*Task details*: From the entries, filter out every line that lacks "Session" and copy the rest.

[Extracted data entries]
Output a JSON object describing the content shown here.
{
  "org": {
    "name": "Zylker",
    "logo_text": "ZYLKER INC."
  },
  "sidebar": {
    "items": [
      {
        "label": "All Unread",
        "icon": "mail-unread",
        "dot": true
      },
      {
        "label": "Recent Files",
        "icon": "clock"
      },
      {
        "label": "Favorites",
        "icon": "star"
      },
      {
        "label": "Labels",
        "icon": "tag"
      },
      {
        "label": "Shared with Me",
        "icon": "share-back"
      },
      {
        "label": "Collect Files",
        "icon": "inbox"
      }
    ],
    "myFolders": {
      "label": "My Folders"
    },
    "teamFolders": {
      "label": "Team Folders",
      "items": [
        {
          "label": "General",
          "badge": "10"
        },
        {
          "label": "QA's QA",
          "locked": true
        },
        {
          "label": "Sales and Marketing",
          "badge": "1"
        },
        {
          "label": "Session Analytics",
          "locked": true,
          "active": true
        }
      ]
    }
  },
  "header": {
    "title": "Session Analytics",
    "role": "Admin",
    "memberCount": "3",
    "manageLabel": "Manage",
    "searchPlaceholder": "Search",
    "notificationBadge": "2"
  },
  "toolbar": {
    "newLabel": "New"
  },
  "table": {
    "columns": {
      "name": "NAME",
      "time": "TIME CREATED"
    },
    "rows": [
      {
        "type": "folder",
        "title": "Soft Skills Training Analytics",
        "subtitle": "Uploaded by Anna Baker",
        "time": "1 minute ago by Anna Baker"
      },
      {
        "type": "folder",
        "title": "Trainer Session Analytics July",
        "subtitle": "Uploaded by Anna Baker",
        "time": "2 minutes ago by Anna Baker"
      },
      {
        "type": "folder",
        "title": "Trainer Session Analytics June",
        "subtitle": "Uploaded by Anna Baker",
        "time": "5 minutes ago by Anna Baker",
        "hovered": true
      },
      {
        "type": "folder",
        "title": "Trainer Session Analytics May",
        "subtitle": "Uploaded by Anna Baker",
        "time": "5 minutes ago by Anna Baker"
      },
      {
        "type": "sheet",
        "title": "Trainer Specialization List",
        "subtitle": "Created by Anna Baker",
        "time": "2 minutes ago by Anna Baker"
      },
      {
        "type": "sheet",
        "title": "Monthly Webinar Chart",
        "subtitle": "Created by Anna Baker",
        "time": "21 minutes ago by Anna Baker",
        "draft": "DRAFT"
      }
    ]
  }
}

*Exercise output*:
          "label": "Session Analytics",
    "title": "Session Analytics",
        "title": "Trainer Session Analytics July",
        "title": "Trainer Session Analytics June",
        "title": "Trainer Session Analytics May",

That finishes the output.